One of these he says is found in magnesia, is white in colour, does not attract iron and is like pumice stone.
According to an account of the natives, a violent eruption of Kilauea occurred in 1789, or about that time, and deposits of volcanic sand, large stones, sponge-like scoria (pumice) and ashes for miles around are evidence of such an eruption.
The islands have large (unworked) supplies of pumice, sandstone, sulphur, gypsum, alum and mineral-paint ochres, and some salt, kaolin and sal-ammoniac, but otherwise they are without mineral wealth other than lava rocks for building purposes.
They are mostly of volcanic origin, and include pumice, tufa, santorin earth, trass and pozzuolana itself.
Catania has a considerable export trade in sulphur, pumice stone, asphalt, oranges and lemons, almonds, filberts, cereals, wine (the total production of wine in the province amounted to 28,600,000 gallons in 1905) and oil.
The matter transported consisted of soil of various kinds - sand, ashes, fragments of lava, pozzolana and whitish pumice, enclosing grains of uncalcined lime, similar in every respect to those of Pompeii.
Of lava and pumice, with little distinction of strata, almost always confused and mingled together, and varying from spot to spot in degree of compactness.
The very extensive pumice deposits at Neuwied and the lava and other volcanic rocks belong to a more recent epoch.
In the part of Herculaneum already excavated the corridors in the upper portions of the theatre are compactly filled, up to the head of the arches, with pozzolana and pumice transformed into tufa (which proves that the formation of this stone may take place in a comparatively short time).
Soc., 1895, 17, p. 187) manufactures it by passing the vapour of acetic acid through a rotating iron cylinder containing a mixture of pumice and precipitated barium carbonate, and kept at a temperature of from 500° C. to 600° C. The mixed vapours of acetone, acetic acid and water are then led through a condensing apparatus so that the acetic acid and water are first condensed, and then the acetone is condensed in a second vessel.
The lagoon is slowly filling up and becoming cultivable land, but the rate of recovery from the sea has been specially marked since the eruption of Krakatoa, the pumice from which was washed on to it in enormous quantity, so that the lagoon advanced its shores from 20 to 30 yards.
Volcanic activity in the neighbourhood is further shown by the quantities of pumice-stone drifted on to the south coasts of Kandavu and Viti Levu; malachite, antimony and graphite, gold in small quantities, and specular iron-sand occur.
Almost every temple had its fetish stone on a level with the pumice stone, which is the Poseidon of the Mangaians.
It was once generally supposed that the Pliocene epoch in Nebraska was distinguished by the activity of geysers; but the so-called geyserite " now known commonly and correctly as " natural pumice " and " volcanic ash," which is found in the Oligocene and later formations, has no connexion whatever with geysers, but is produced by the shattering of volcanic rock.

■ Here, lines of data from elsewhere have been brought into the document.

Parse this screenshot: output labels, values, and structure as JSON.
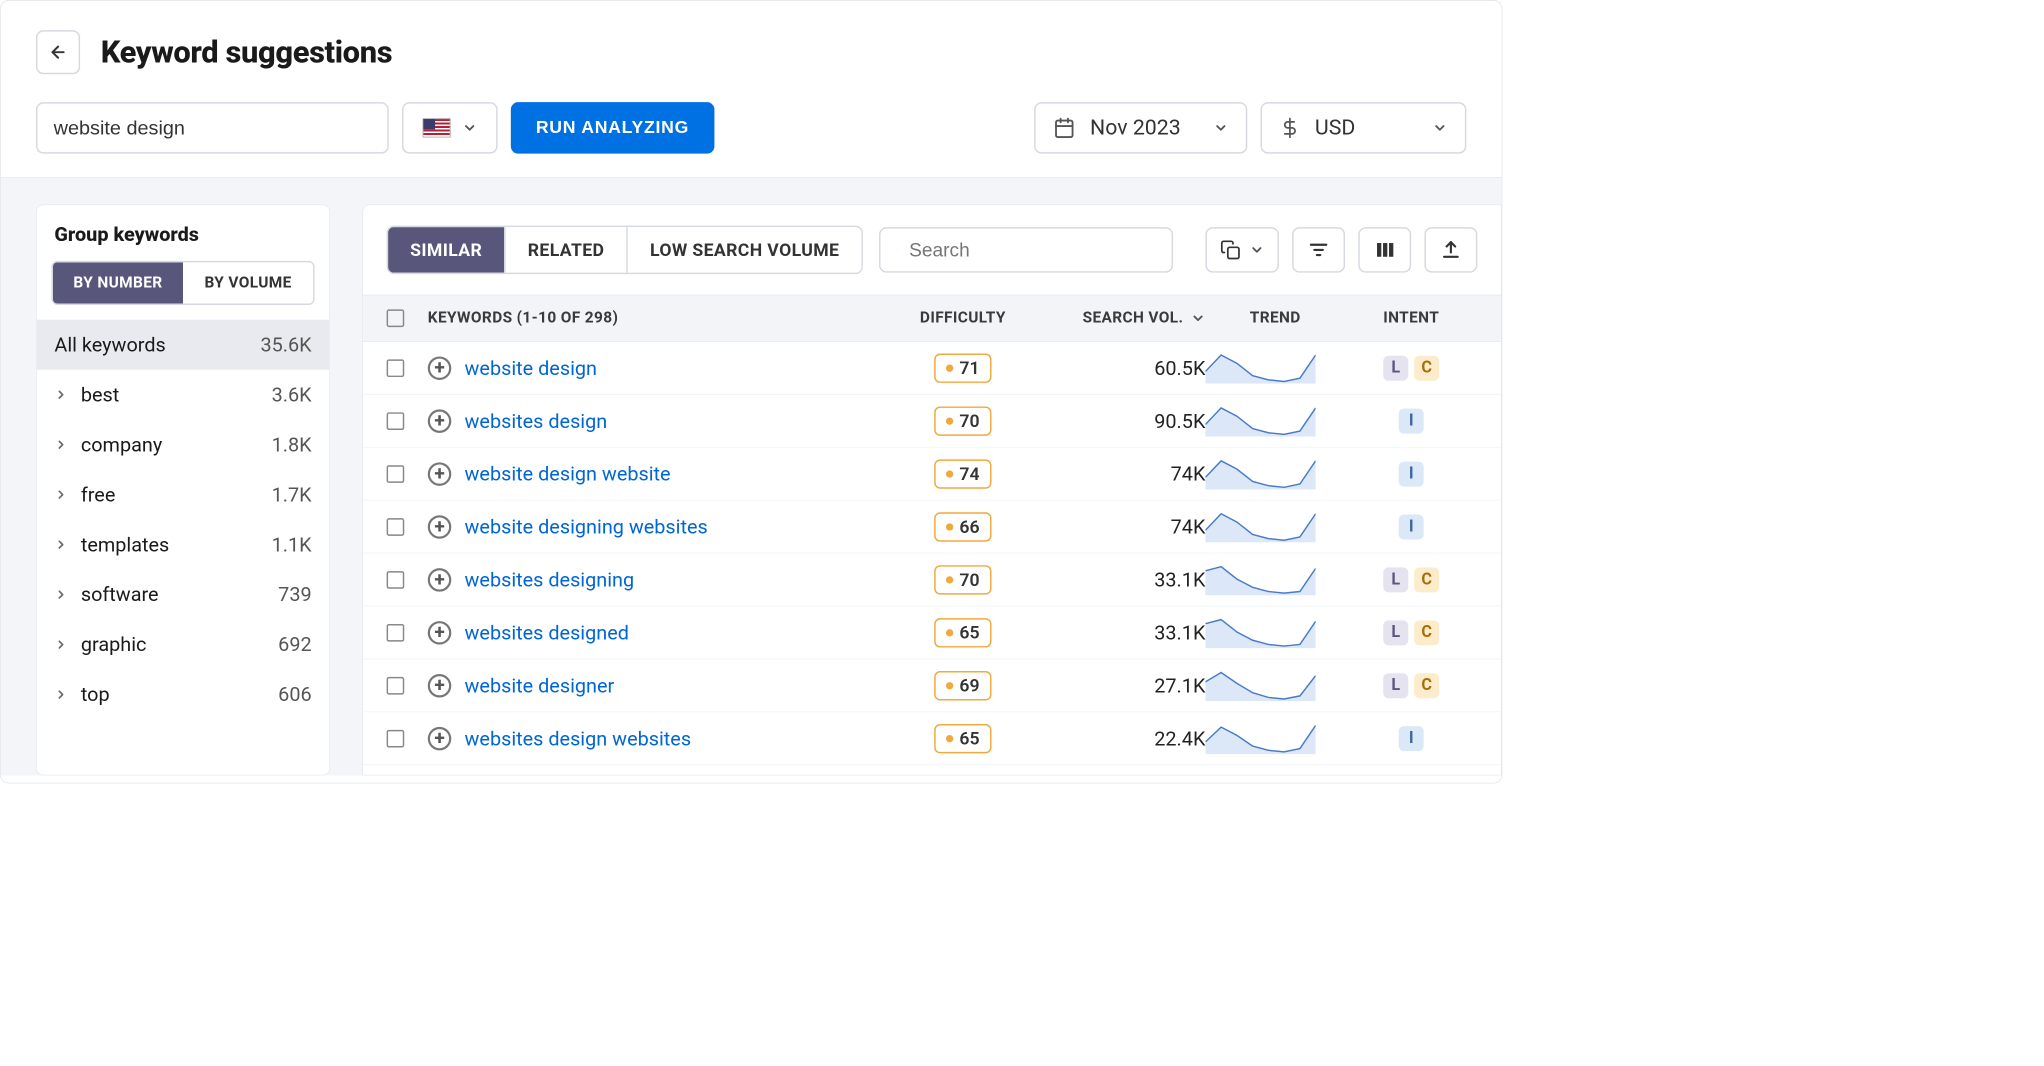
{
  "header": {
    "title": "Keyword suggestions",
    "keyword_input": "website design",
    "run_label": "RUN ANALYZING",
    "date_label": "Nov 2023",
    "currency_label": "USD"
  },
  "sidebar": {
    "title": "Group keywords",
    "toggle": {
      "by_number": "BY NUMBER",
      "by_volume": "BY VOLUME"
    },
    "all_label": "All keywords",
    "all_count": "35.6K",
    "groups": [
      {
        "label": "best",
        "count": "3.6K"
      },
      {
        "label": "company",
        "count": "1.8K"
      },
      {
        "label": "free",
        "count": "1.7K"
      },
      {
        "label": "templates",
        "count": "1.1K"
      },
      {
        "label": "software",
        "count": "739"
      },
      {
        "label": "graphic",
        "count": "692"
      },
      {
        "label": "top",
        "count": "606"
      }
    ]
  },
  "toolbar": {
    "tabs": {
      "similar": "SIMILAR",
      "related": "RELATED",
      "low": "LOW SEARCH VOLUME"
    },
    "search_placeholder": "Search"
  },
  "table": {
    "header": {
      "keywords": "KEYWORDS (1-10 OF 298)",
      "difficulty": "DIFFICULTY",
      "volume": "SEARCH VOL.",
      "trend": "TREND",
      "intent": "INTENT"
    },
    "rows": [
      {
        "keyword": "website design",
        "difficulty": "71",
        "volume": "60.5K",
        "intents": [
          "L",
          "C"
        ]
      },
      {
        "keyword": "websites design",
        "difficulty": "70",
        "volume": "90.5K",
        "intents": [
          "I"
        ]
      },
      {
        "keyword": "website design website",
        "difficulty": "74",
        "volume": "74K",
        "intents": [
          "I"
        ]
      },
      {
        "keyword": "website designing websites",
        "difficulty": "66",
        "volume": "74K",
        "intents": [
          "I"
        ]
      },
      {
        "keyword": "websites designing",
        "difficulty": "70",
        "volume": "33.1K",
        "intents": [
          "L",
          "C"
        ]
      },
      {
        "keyword": "websites designed",
        "difficulty": "65",
        "volume": "33.1K",
        "intents": [
          "L",
          "C"
        ]
      },
      {
        "keyword": "website designer",
        "difficulty": "69",
        "volume": "27.1K",
        "intents": [
          "L",
          "C"
        ]
      },
      {
        "keyword": "websites design websites",
        "difficulty": "65",
        "volume": "22.4K",
        "intents": [
          "I"
        ]
      }
    ]
  },
  "chart_data": {
    "type": "line",
    "note": "sparkline trend per row, approximate relative values",
    "series": [
      {
        "name": "website design",
        "values": [
          40,
          60,
          50,
          35,
          30,
          28,
          32,
          60
        ]
      },
      {
        "name": "websites design",
        "values": [
          40,
          60,
          50,
          35,
          30,
          28,
          32,
          60
        ]
      },
      {
        "name": "website design website",
        "values": [
          40,
          60,
          50,
          35,
          30,
          28,
          32,
          60
        ]
      },
      {
        "name": "website designing websites",
        "values": [
          40,
          60,
          50,
          35,
          30,
          28,
          32,
          60
        ]
      },
      {
        "name": "websites designing",
        "values": [
          55,
          60,
          45,
          35,
          30,
          28,
          30,
          58
        ]
      },
      {
        "name": "websites designed",
        "values": [
          55,
          60,
          45,
          35,
          30,
          28,
          30,
          58
        ]
      },
      {
        "name": "website designer",
        "values": [
          50,
          62,
          48,
          36,
          30,
          28,
          32,
          58
        ]
      },
      {
        "name": "websites design websites",
        "values": [
          40,
          58,
          48,
          35,
          30,
          28,
          32,
          60
        ]
      }
    ]
  }
}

This insulation generally consists of materials such as charcoal, silicate cotton, granulated cork, small pumice, hair-felt, sawdust, &c., held between layers of wood or brick, and forming a more or less heat-tight box.

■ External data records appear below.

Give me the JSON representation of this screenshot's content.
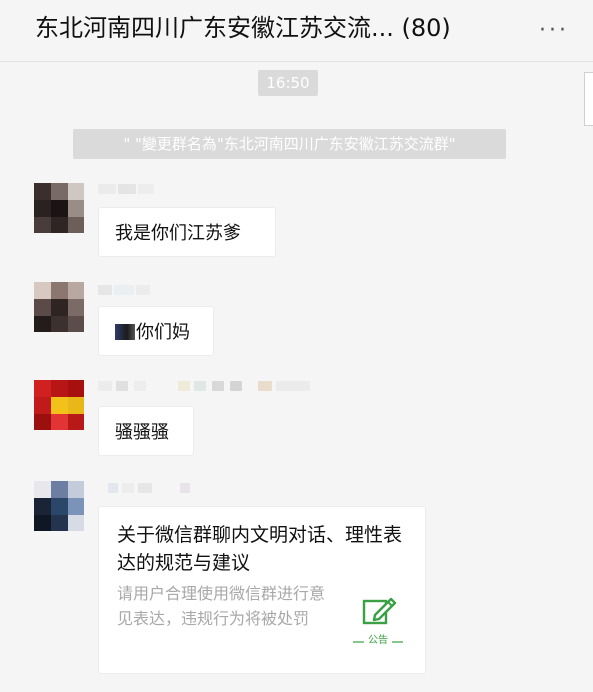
{
  "header": {
    "title": "东北河南四川广东安徽江苏交流... (80)",
    "more_icon": "more-dots-icon",
    "more_label": "···"
  },
  "chat": {
    "timestamp": "16:50",
    "system_message": "\"    \"變更群名為\"东北河南四川广东安徽江苏交流群\"",
    "messages": [
      {
        "text": "我是你们江苏爹"
      },
      {
        "text": "你们妈",
        "has_pixelated_emoji": true
      },
      {
        "text": "骚骚骚"
      }
    ],
    "notice_card": {
      "title": "关于微信群聊内文明对话、理性表达的规范与建议",
      "description": "请用户合理使用微信群进行意见表达，违规行为将被处罚",
      "icon": "edit-note-icon",
      "icon_label": "公告",
      "accent_color": "#3aa043"
    }
  },
  "colors": {
    "background": "#f5f5f5",
    "bubble": "#ffffff",
    "system_pill": "#dadada",
    "notice_accent": "#3aa043"
  }
}
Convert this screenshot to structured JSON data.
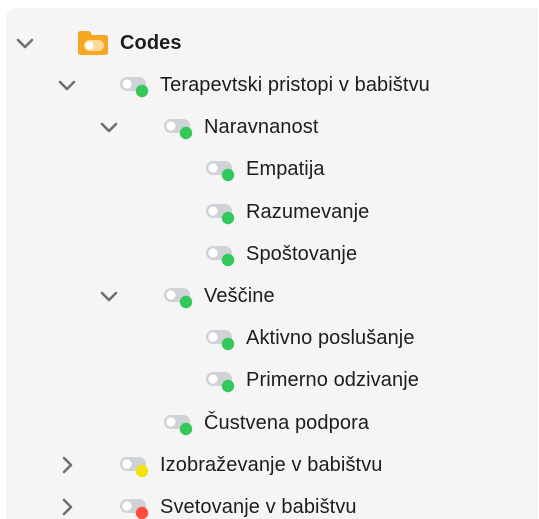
{
  "tree": {
    "root": {
      "label": "Codes",
      "expanded": true,
      "icon": "folder-code-icon",
      "icon_color": "#f5a623"
    },
    "items": [
      {
        "label": "Terapevtski pristopi v babištvu",
        "depth": 1,
        "chevron": "down",
        "status_color": "#34c759"
      },
      {
        "label": "Naravnanost",
        "depth": 2,
        "chevron": "down",
        "status_color": "#34c759"
      },
      {
        "label": "Empatija",
        "depth": 3,
        "chevron": "none",
        "status_color": "#34c759"
      },
      {
        "label": "Razumevanje",
        "depth": 3,
        "chevron": "none",
        "status_color": "#34c759"
      },
      {
        "label": "Spoštovanje",
        "depth": 3,
        "chevron": "none",
        "status_color": "#34c759"
      },
      {
        "label": "Veščine",
        "depth": 2,
        "chevron": "down",
        "status_color": "#34c759"
      },
      {
        "label": "Aktivno poslušanje",
        "depth": 3,
        "chevron": "none",
        "status_color": "#34c759"
      },
      {
        "label": "Primerno odzivanje",
        "depth": 3,
        "chevron": "none",
        "status_color": "#34c759"
      },
      {
        "label": "Čustvena podpora",
        "depth": 2,
        "chevron": "none",
        "status_color": "#34c759"
      },
      {
        "label": "Izobraževanje v babištvu",
        "depth": 1,
        "chevron": "right",
        "status_color": "#f2e30c"
      },
      {
        "label": "Svetovanje v babištvu",
        "depth": 1,
        "chevron": "right",
        "status_color": "#ff4d3d"
      }
    ]
  }
}
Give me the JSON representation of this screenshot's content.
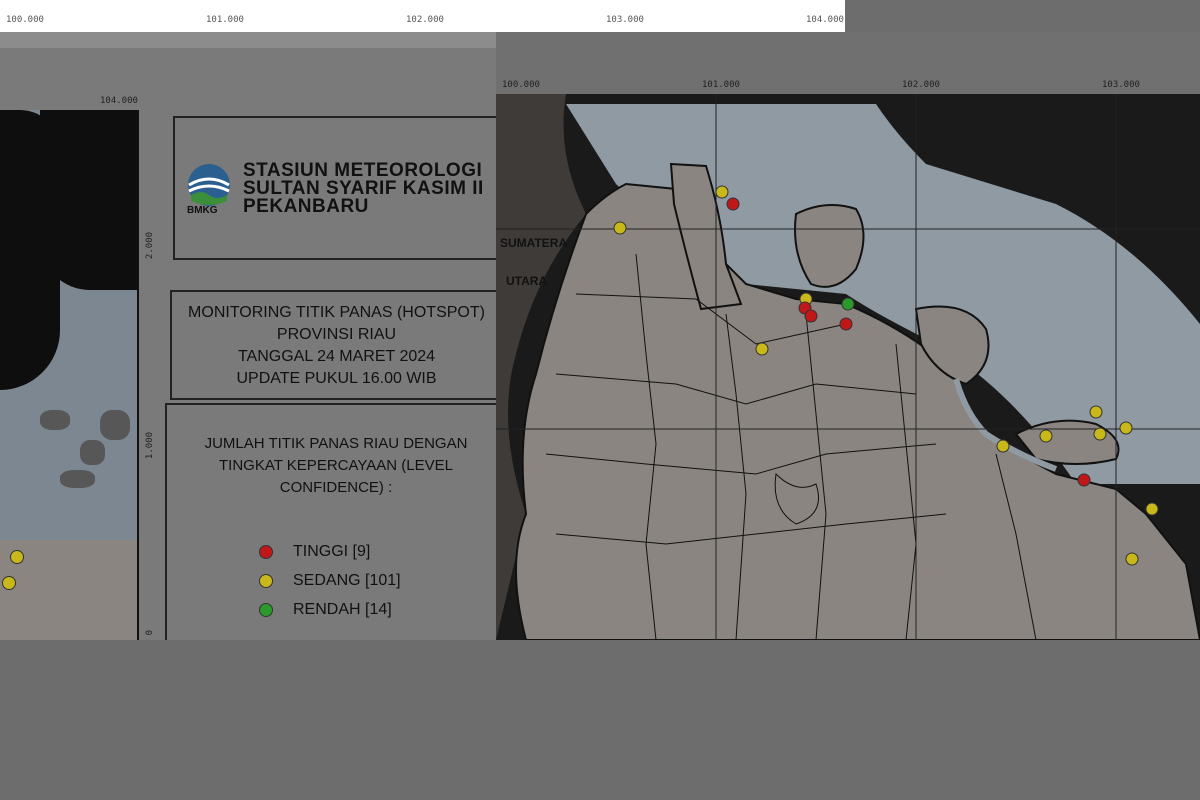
{
  "top_ticks": [
    "100.000",
    "101.000",
    "102.000",
    "103.000",
    "104.000"
  ],
  "left_map": {
    "lon_tick": "104.000",
    "lat_ticks": [
      "2.000",
      "1.000",
      "0"
    ]
  },
  "header": {
    "logo_text": "BMKG",
    "station_lines": [
      "STASIUN METEOROLOGI",
      "SULTAN SYARIF KASIM II",
      "PEKANBARU"
    ]
  },
  "monitoring": {
    "lines": [
      "MONITORING TITIK PANAS (HOTSPOT)",
      "PROVINSI RIAU",
      "TANGGAL 24 MARET 2024",
      "UPDATE PUKUL 16.00 WIB"
    ]
  },
  "legend": {
    "intro_lines": [
      "JUMLAH TITIK PANAS RIAU DENGAN",
      "TINGKAT KEPERCAYAAN (LEVEL",
      "CONFIDENCE) :"
    ],
    "items": [
      {
        "label": "TINGGI [9]",
        "color": "#c01818"
      },
      {
        "label": "SEDANG [101]",
        "color": "#c9b81a"
      },
      {
        "label": "RENDAH [14]",
        "color": "#2a9a2a"
      }
    ]
  },
  "right_map": {
    "lon_ticks": [
      "100.000",
      "101.000",
      "102.000",
      "103.000"
    ],
    "province_labels": [
      "SUMATERA",
      "UTARA"
    ],
    "colors": {
      "land": "#8a8580",
      "sea": "#8f9aa3",
      "outside": "#3f3b38",
      "border": "#111111"
    }
  }
}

On the west of Mount Hekla this plain connects by a regular slope directly with the tableland, to the great injury of its inhabited districts, which are thus exposed to the clouds of pumice dust and driftsand that cover large areas of the interior.

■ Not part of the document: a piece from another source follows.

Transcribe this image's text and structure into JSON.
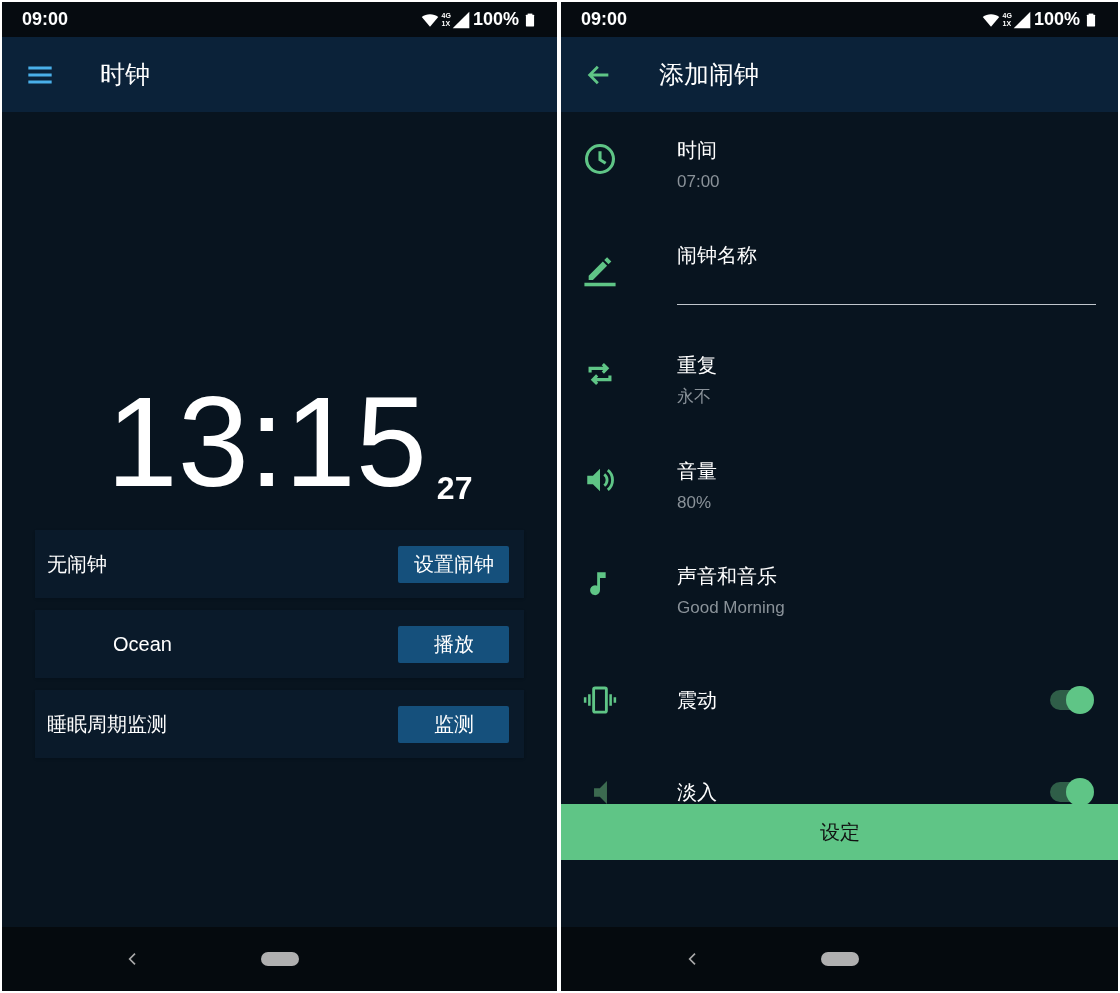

Of flake charcoal and vegetable silica, or II of small pumice, are required to give the same protection as 7 in.
In Australia and New Zealand pumice, which is found in enormous quantities in the latter country, takes the place of charcoal and silicate cotton.
Larger rounded lumps of pumice, found in the clay, have probably floated to their present situations, and sank when decomposed, all their cavities becoming filled with sea water.
Lumps of manganese oxide, with a black, shining outer surface, are also characteristic of this deposit, and frequently encrust pieces of pumice or animal remains.